Of course, I am always skeptical of films that pander to the crazed, violent hillbilly stereotypes. It's a typical villain format whenever a script writer or producer wants to fill the part of an evil, sadistic, demented, and somewhat ignorant antagonist. Just give him a hick accent and a greasy ball cap to wear and, voila, you got your bad guy. There are your heavy-handed hillbilly villains like in the movie Deliverance or more modern films like The Hills Have Eyes and Wrong Turn, but then there are the more subtle hillbilly villains. For instance, notice how Randall Flagg in the miniseries of Steven King's The Stand has a Travis-Tritt-style mullet and blue-jean jacket.
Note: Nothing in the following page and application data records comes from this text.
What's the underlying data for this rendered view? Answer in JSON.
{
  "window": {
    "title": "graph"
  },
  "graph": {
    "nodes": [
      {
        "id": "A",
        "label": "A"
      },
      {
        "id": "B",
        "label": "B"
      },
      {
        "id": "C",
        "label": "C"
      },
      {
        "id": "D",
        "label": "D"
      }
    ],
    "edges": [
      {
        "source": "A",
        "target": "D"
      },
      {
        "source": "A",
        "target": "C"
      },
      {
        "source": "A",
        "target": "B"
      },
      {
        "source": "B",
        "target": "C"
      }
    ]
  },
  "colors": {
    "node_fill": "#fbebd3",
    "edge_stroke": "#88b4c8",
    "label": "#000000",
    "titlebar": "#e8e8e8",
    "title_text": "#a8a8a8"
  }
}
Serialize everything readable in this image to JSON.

Or how about Zorg in the Sci-Fi movie 5th Element, who has this otherwise ambiguous Southern hick accent. Heck, even Billy Bob Thornton, who has been called the Hillbilly Orson Welles (in a respectable sense), plays a demented mechanic in the movie U-Turn.
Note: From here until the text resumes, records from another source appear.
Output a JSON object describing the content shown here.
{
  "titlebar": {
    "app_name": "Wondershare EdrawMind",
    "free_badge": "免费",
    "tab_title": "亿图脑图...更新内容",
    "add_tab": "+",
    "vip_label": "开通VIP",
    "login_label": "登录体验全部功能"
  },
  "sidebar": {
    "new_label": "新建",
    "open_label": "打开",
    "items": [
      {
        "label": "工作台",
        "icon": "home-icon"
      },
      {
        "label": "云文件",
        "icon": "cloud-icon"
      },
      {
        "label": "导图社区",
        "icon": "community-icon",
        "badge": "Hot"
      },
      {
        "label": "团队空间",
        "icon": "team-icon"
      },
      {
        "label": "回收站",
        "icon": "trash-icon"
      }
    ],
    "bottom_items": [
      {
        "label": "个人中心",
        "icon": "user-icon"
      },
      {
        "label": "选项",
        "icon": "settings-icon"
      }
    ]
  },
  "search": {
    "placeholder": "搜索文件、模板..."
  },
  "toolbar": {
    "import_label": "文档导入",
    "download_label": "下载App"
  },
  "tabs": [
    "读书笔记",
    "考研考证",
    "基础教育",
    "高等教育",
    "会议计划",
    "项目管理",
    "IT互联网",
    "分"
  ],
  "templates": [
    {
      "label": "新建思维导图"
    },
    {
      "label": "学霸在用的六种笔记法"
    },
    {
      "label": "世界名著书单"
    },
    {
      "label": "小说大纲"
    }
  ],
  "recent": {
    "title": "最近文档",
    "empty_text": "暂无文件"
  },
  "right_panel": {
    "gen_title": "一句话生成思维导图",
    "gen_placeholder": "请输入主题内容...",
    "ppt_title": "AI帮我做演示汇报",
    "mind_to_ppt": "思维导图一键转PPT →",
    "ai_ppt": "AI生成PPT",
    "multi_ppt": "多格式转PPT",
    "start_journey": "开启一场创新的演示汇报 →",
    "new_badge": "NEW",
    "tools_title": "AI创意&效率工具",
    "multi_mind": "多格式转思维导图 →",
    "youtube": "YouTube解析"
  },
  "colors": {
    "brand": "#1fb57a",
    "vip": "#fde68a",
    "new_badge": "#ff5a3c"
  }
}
Though this isn't the first time that Tarantino dipped into the Southern/Hillbilly inkwell, from my recollection this is the first time a hillbilly character has taken center stage. From the
Quentin Tarantino Archives, Aldo Raine's opening monologue is posted, "… I sure as hell, didn't come down from the goddamn Smoky Mountains, cross five thousand miles of water, fight my way through half Sicily, and then jump out of a fuckin' air-o-plane, to teach the Nazi’s lessons in humanity.” Knowing what a method actor Brad Pitt is, I'm at least interested in seeing how he pulls off this Sergeant York-turned-sadist character, and how believable vs. laughable this character is. You can watch the movie trailer for Inglourious Basterds and draw your own conclusions. Perhaps Tarantino is exploring the "hixploitation" genre in this film.

If you are cheap like me, though, you'll wait until it comes out on DVD and rent it.